Since becoming Clan Chief in 1958, Sir Gregor had travelled extensively to MacGregor gatherings, in particular to America and Canada, and was seen as a guiding hand to the clan throughout his tenure. In 1975 he oversaw the 200th anniversary of the lifting of the Act of Proscription, imposed in 1693 by William of Orange, which outlawed the clan name. The Act was finally repealed in 1775. Sir Gregor is survived by his wife Fanny and sons Major Malcolm MacGregor and Ninian. The funeral was held at Newtyle on Friday, 4th April 2003. Interment was in the family mausoleum at Balquhidder.
Mrs. Joanna Norton, passed away in December 1999. Earlier in 1999 the Society purchased the MacGregor sword that was previously on loan from Mrs. Norton and her family. (see Newsletters 48 & 49). The sword is currently on display in the Clan Gregor Exhibition at the Breadalbane Folklore Centre in Killin.

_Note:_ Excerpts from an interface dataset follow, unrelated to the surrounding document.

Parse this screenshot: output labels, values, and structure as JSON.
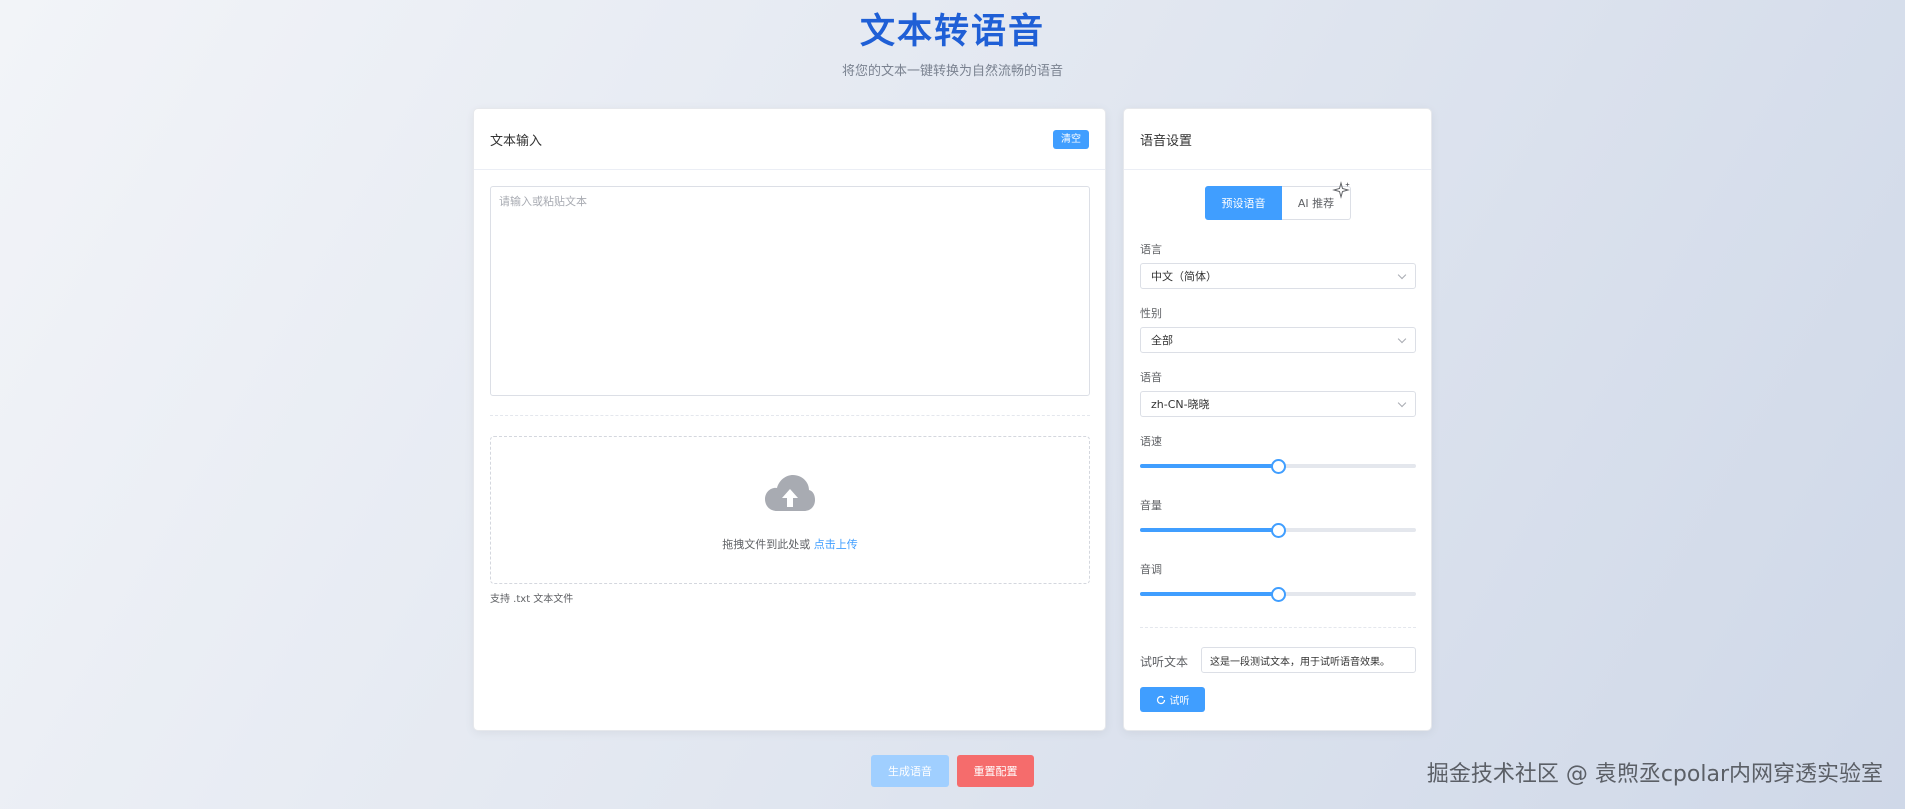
{
  "header": {
    "title": "文本转语音",
    "subtitle": "将您的文本一键转换为自然流畅的语音"
  },
  "text_input": {
    "title": "文本输入",
    "clear_label": "清空",
    "placeholder": "请输入或粘贴文本",
    "upload_prompt": "拖拽文件到此处或",
    "upload_link": "点击上传",
    "upload_tip": "支持 .txt 文本文件"
  },
  "voice_settings": {
    "title": "语音设置",
    "tabs": [
      {
        "label": "预设语音",
        "active": true
      },
      {
        "label": "AI 推荐",
        "active": false
      }
    ],
    "language": {
      "label": "语言",
      "value": "中文（简体）"
    },
    "gender": {
      "label": "性别",
      "value": "全部"
    },
    "voice": {
      "label": "语音",
      "value": "zh-CN-晓晓"
    },
    "rate": {
      "label": "语速",
      "fraction": 0.5
    },
    "volume": {
      "label": "音量",
      "fraction": 0.5
    },
    "pitch": {
      "label": "音调",
      "fraction": 0.5
    },
    "preview_label": "试听文本",
    "preview_text": "这是一段测试文本，用于试听语音效果。",
    "listen_label": "试听"
  },
  "actions": {
    "generate_label": "生成语音",
    "reset_label": "重置配置"
  },
  "watermark": "掘金技术社区 @ 袁煦丞cpolar内网穿透实验室",
  "colors": {
    "primary": "#409eff",
    "title": "#1f5fd6",
    "danger": "#f56c6c",
    "disabled_primary": "#a0cfff"
  }
}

Mr. David M.D. Whyte, former newsletter editor and former treasurer of the Society, passed away early on Wednesday morning, 6th September, 2000. His advice and legal expertise, not to mention the man himself, will be sorely missed by Council and the membership at large. He is a huge loss to the Society. His funeral took place on Monday, 11th September, 2000 in Clydebank Crematorium. The Society was represented by Ms. Ishbel McGregor, Dr. Gregor Hutcheson, and Mr. Malcolm White, among others.
Nigel Tranter, the novelist and architectural historian, died peacefully at his home in Gullane, East Lothian on 9 January 2000 at the age of 90. He was the author of The MacGregor Trilogy and The Children of the Mist as well as over 130 books of which more than 90 were novels with a Scottish historical theme. He was often described as a historian, a title that he rejected. Rather he wanted to be known as a ‘storyteller’. In spite of this, he has taught more Scots about their history than anyone else.